It’s been a season of ups and downs for Columbus Clippers outfielder Vinny Rottino. He played 36 games for the Buffalo Bisons to begin the season, in which he hit .307 with four home runs and 25 RBI.
Once he was called up to the New York Mets, he was slightly less fortunate. In 18 games, he hit .182 with five RBI and was designated for assignment on June 25.
The Cleveland Indians claimed Rottino just two days later, and since then he’s played seven games with the Clippers and has made an immediate impact. He has an average of .375 in his short time with Columbus.
Rottino is glad to be performing well with his new organization, but he says that baseball players have to be careful not to try too hard when entering an unfamiliar situation.
“What you don’t want to do – and you learn not to do it because everyone does it – is you come to a new organization and you try and do something you can’t do,” Rottino said. “You try to impress in ways that you can’t. You’ve got to stay within yourself.”
Rottino’s best game so far with the Clippers came Friday at Huntington Park against the Indianapolis Indians. He went 3-for-5 with a single, a double, a triple and two RBI in a 10-6 Columbus victory.
Rottino was born in Racine, WI and played for three years at the University of Wisconsin-La Crosse before being signed as an undrafted free agent by the Milwaukee Brewers. Rottino holds many records at UW-La Crosse, including most runs in a season, most hits in a season and most home runs in a season.
After joining the Brewers back in 2003, he worked his way up the farm system and wound up playing several games with the major league squad in 2006, 2007 and 2008.
Since 2009, Rottino has played ball for the Dodgers, Marlins and Mets minor league affiliates. Rottino says that such transitions are just a part of baseball, and his only goal is to produce wherever he winds up.
“There is no adjustment (when you change locations),” Rottino said. “You just play your game.”
However, it’s a slightly different story when such a transition occurs in the middle of a season. Rottino’s move from the Mets system to the Indians is just the second time he’s moved mid-season, but he doesn’t believe it’s very different from other transitions.
“I was in Double-A (back in 2009) and not having a very good season and I was traded to the Dodgers and their Double-A team,” Rottino said. “It’s not a big deal because you’re moving throughout the season from the big leagues down to Triple-A and sometimes elsewhere. You get used to the nature of the game.”
Clippers manager Mike Sarbaugh has been impressed with Rottino in the seven games he’s played for his new club.
“He comes to play every day,” Sarbaugh said. “He’s a gamer. He’s done a nice job wherever he has gone and he swings the bat real well.”
As happy as Rottino is to be playing well with Columbus, he – like every other minor league player – is setting his sights higher.
“You play this game to play in the big leagues,” he said. “I’d like to help in the big leagues wherever and whenever they want me to.”

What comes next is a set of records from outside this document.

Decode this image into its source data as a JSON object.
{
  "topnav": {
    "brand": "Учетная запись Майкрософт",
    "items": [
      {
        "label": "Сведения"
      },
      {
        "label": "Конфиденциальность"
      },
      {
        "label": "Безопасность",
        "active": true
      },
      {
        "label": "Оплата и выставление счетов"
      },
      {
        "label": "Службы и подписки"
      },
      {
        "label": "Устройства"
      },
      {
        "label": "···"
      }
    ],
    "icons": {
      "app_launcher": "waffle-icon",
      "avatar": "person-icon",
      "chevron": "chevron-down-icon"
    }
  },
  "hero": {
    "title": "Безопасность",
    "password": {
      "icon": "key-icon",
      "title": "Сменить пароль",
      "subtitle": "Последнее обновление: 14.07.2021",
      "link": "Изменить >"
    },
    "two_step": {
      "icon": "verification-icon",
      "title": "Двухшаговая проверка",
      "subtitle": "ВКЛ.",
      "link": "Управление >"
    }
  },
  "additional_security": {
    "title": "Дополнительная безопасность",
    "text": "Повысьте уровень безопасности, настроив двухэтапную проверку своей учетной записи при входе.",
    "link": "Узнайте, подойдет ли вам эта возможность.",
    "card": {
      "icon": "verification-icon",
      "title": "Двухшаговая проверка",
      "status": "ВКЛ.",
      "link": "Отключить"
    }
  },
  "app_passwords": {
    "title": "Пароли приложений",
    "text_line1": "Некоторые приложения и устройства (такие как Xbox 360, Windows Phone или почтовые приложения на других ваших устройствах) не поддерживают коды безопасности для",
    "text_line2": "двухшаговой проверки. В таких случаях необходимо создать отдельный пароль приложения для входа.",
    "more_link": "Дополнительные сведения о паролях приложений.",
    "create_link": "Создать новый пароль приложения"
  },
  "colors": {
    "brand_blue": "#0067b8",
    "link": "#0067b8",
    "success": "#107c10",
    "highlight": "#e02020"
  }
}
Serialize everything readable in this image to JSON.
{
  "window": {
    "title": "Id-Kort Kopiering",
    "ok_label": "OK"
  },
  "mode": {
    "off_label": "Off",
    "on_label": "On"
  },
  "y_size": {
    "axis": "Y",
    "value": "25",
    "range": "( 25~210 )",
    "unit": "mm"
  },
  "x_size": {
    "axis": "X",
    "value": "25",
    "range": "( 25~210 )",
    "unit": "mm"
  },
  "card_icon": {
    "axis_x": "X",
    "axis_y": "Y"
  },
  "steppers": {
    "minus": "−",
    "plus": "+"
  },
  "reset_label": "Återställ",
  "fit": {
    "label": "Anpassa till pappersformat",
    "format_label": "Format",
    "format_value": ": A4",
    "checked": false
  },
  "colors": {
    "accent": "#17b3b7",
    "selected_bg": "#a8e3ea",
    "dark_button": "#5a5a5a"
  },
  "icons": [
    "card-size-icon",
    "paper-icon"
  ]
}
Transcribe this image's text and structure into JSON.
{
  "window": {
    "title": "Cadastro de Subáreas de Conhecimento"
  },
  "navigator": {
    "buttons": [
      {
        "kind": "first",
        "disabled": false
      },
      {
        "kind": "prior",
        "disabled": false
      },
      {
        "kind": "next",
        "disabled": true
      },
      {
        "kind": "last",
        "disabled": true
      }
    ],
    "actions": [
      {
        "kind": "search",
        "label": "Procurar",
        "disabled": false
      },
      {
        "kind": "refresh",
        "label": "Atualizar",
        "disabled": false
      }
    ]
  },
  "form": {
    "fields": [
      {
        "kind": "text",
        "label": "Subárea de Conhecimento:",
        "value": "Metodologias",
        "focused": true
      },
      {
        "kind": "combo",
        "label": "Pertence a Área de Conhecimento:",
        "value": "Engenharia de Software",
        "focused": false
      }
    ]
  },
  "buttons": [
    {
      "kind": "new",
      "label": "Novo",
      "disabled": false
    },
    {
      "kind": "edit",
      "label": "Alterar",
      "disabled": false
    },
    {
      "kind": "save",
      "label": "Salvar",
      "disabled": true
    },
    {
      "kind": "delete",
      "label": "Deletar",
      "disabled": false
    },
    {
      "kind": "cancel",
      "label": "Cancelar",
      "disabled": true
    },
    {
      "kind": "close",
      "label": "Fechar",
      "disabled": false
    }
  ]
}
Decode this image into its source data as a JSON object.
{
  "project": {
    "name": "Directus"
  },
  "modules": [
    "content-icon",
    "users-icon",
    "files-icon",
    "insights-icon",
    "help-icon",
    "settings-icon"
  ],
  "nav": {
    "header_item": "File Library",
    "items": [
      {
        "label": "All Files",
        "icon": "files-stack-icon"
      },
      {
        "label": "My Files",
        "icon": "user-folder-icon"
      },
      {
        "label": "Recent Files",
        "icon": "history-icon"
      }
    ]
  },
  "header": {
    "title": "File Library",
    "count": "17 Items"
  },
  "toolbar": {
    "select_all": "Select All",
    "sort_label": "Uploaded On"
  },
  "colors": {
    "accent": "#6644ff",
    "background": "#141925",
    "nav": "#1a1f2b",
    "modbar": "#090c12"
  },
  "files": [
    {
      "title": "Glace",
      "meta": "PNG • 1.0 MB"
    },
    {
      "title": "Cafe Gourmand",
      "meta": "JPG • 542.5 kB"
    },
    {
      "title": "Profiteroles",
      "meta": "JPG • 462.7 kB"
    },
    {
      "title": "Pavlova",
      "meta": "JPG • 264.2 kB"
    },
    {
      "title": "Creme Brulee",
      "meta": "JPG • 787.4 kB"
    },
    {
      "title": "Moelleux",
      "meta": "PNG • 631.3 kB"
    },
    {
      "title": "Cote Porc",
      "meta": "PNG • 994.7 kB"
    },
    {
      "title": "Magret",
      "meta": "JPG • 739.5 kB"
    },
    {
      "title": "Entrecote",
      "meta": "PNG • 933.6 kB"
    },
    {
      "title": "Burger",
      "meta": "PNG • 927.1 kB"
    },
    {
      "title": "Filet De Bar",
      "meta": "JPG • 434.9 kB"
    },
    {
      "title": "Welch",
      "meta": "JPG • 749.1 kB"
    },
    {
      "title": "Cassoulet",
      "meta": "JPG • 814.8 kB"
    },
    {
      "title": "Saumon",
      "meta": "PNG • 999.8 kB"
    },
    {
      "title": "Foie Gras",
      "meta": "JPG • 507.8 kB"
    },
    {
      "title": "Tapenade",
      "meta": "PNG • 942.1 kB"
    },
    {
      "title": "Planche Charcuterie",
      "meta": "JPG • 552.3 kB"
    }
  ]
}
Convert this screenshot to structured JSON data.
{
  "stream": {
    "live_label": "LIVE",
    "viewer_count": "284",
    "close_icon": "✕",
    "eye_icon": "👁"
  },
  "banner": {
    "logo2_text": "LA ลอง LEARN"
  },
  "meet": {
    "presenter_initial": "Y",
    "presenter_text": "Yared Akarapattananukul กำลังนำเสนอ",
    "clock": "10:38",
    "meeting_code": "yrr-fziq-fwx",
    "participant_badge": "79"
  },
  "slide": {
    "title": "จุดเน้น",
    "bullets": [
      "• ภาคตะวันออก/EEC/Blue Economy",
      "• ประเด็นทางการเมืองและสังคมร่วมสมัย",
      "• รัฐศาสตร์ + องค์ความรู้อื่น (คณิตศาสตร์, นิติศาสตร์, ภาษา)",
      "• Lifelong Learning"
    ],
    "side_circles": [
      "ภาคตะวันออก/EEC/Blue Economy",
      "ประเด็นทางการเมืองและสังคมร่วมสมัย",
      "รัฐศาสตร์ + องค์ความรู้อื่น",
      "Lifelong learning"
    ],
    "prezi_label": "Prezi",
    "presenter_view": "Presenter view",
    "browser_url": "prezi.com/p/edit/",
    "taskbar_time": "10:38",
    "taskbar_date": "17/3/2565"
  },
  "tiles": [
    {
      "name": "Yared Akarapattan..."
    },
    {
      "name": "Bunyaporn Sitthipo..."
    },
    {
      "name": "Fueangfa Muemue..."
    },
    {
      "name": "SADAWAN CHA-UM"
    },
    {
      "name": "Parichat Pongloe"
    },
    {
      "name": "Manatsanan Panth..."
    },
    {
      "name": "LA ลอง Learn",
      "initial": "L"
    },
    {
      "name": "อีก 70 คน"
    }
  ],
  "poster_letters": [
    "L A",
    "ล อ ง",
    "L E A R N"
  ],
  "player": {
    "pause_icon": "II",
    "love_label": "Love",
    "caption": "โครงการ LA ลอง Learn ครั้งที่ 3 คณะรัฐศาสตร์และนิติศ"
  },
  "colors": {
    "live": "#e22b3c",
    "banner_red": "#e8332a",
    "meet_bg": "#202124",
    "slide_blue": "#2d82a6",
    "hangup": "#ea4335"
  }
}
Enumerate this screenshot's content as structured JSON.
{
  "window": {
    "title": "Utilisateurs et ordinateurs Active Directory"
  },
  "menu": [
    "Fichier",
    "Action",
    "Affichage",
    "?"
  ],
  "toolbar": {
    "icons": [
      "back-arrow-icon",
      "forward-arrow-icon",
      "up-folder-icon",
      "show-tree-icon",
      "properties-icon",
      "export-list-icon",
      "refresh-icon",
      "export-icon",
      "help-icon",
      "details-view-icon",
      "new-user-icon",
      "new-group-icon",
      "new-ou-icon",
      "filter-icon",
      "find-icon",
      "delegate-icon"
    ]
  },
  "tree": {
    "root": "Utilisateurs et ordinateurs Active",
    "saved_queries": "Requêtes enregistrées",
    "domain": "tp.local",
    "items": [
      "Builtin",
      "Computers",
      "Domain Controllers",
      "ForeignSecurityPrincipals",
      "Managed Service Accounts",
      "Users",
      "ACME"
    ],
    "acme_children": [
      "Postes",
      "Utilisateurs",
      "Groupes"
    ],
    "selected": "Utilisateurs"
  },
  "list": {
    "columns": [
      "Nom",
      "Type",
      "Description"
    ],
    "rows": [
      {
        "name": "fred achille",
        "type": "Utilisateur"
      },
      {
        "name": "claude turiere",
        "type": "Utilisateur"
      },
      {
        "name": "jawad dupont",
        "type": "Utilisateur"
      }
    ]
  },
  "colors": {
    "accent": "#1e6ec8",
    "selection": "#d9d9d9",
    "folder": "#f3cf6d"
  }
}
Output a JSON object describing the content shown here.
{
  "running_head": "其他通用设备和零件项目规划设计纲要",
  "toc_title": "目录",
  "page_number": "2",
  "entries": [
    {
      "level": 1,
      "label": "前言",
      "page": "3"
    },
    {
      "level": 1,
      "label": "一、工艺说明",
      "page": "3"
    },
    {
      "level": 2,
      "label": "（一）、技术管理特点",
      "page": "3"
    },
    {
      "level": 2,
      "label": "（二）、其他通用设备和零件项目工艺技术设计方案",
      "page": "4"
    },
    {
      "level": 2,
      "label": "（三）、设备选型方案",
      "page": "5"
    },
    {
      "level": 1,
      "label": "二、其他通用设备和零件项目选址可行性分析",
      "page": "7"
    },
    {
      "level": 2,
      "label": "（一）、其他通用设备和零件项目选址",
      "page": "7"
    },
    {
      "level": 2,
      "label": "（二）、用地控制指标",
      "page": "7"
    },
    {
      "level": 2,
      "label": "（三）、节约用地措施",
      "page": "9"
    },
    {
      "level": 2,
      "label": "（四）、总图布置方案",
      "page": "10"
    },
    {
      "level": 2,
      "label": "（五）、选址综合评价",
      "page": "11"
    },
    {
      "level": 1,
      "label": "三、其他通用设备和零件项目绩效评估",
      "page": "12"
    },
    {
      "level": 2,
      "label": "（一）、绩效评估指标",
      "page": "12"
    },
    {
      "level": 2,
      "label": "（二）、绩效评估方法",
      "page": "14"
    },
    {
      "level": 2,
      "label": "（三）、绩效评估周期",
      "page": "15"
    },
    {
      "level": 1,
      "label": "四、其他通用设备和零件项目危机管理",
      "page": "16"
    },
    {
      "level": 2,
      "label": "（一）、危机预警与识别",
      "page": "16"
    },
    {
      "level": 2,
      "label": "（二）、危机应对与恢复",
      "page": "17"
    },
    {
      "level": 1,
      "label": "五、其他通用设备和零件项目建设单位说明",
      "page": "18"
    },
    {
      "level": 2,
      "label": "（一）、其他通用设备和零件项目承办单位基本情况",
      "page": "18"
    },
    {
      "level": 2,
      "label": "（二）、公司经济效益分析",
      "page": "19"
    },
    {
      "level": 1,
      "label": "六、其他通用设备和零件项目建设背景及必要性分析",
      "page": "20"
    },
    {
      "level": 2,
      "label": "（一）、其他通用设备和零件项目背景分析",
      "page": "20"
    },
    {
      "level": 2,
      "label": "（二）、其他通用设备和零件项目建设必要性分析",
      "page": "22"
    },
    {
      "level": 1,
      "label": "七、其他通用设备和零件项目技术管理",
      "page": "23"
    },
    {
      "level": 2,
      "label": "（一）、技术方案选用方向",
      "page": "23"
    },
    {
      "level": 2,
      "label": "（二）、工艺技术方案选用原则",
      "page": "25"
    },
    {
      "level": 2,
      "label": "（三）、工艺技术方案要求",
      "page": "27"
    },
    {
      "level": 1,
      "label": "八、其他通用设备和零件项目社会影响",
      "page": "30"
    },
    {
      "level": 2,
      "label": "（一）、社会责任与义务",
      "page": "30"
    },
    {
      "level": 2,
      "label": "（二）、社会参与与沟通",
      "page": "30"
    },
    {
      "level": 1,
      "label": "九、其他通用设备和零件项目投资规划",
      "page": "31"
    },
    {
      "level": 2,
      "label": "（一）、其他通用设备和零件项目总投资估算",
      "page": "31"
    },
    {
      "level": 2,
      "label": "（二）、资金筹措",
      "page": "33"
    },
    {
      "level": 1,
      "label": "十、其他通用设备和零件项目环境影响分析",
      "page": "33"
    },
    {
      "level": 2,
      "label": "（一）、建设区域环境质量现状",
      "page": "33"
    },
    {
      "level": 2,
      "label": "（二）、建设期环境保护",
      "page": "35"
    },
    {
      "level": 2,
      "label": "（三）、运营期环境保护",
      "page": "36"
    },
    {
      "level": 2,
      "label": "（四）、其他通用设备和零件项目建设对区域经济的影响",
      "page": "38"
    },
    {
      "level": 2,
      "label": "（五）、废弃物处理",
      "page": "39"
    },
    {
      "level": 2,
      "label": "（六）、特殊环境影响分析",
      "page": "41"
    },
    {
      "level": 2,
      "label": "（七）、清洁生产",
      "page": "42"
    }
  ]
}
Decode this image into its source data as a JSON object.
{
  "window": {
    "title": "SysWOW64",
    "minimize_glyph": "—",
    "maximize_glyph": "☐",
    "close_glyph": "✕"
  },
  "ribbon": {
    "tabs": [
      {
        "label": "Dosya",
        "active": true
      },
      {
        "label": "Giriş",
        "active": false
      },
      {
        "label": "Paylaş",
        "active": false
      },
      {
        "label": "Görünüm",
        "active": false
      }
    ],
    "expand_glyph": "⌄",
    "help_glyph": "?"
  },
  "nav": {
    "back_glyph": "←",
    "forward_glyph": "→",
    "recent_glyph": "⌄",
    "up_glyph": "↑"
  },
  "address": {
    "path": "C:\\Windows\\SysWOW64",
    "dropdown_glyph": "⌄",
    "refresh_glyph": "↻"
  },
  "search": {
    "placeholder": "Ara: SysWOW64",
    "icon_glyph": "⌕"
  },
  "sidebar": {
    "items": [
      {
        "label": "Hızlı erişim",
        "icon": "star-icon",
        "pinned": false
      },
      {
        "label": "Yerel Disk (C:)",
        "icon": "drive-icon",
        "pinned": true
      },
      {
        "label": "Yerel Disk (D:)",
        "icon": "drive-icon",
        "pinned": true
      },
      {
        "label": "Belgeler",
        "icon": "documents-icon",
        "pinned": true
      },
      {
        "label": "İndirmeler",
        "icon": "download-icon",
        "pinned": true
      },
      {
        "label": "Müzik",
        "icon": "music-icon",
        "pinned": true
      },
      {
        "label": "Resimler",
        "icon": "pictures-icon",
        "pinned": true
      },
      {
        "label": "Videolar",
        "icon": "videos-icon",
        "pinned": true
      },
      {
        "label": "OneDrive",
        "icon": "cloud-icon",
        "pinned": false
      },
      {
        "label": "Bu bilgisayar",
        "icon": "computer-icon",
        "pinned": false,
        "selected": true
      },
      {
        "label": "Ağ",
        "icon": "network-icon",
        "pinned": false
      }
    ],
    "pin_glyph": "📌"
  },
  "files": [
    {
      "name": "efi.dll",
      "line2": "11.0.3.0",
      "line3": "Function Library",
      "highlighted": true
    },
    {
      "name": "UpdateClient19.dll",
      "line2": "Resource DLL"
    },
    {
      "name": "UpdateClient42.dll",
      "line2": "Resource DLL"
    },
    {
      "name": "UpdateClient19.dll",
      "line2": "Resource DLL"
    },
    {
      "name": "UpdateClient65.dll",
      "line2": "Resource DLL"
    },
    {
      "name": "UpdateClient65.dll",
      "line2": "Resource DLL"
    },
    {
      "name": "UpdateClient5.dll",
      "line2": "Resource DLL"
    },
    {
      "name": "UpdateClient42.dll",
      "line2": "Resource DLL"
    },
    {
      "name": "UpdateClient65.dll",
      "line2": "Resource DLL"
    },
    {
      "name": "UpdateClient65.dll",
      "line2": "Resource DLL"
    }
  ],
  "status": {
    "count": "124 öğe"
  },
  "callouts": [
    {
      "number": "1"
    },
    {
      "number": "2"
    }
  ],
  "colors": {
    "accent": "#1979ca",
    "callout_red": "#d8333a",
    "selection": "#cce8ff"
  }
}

After the 2009 trade to the Dodgers organization, Rottino wouldn’t play another game in the majors until he suited up for the Mets in 2011. When he has been called up, he’s had moments of success. He hit a key walk-off single for the Milwaukee Brewers in September 2007, and while his time with the Mets didn’t pan out like he wanted he was able to hit two home runs before being designated for assignment.
As frustrating as the last few years have occasionally been for Rottino, he feels like he’s ready to make another run at the big show. If he continues to produce at such a high rate for the Clippers, he very well may get his chance.